Dataset rows for apps and sites
━━━━

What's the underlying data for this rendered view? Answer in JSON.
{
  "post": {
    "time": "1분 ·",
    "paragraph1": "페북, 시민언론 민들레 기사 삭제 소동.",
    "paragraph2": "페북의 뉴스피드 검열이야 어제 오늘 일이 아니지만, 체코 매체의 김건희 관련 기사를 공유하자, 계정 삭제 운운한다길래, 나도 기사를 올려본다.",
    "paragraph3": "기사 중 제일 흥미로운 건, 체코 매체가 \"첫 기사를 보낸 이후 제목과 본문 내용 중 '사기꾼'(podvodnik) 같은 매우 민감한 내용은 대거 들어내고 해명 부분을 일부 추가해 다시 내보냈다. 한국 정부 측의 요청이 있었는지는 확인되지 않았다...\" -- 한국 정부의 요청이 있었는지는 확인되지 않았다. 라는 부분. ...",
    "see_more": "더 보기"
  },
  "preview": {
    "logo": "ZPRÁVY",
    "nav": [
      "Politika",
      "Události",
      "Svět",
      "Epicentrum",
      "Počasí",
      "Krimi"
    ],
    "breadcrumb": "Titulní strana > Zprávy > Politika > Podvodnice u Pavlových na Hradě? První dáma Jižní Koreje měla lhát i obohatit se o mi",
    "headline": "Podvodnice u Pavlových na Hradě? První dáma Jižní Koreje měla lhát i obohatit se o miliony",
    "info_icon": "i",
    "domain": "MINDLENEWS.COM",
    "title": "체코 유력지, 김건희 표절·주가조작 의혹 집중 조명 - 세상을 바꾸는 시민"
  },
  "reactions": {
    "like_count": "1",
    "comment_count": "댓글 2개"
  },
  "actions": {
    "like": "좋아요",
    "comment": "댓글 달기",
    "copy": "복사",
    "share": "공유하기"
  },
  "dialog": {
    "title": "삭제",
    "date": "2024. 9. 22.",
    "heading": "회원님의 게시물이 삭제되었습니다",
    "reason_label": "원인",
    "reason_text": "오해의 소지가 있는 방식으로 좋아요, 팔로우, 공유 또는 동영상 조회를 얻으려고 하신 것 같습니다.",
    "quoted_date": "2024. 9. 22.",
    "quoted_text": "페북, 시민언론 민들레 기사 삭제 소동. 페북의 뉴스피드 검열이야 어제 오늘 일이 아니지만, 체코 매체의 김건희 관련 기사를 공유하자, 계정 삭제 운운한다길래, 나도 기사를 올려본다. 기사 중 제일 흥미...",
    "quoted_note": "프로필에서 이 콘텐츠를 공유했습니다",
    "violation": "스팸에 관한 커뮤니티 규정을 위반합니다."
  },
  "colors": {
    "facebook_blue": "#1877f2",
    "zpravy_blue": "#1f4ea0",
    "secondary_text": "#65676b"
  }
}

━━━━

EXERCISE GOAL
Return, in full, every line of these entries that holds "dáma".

OUTPUT FOR THIS EXERCISE
    "breadcrumb": "Titulní strana > Zprávy > Politika > Podvodnice u Pavlových na Hradě? První dáma Jižní Koreje měla lhát i obohatit se o mi",
    "headline": "Podvodnice u Pavlových na Hradě? První dáma Jižní Koreje měla lhát i obohatit se o miliony",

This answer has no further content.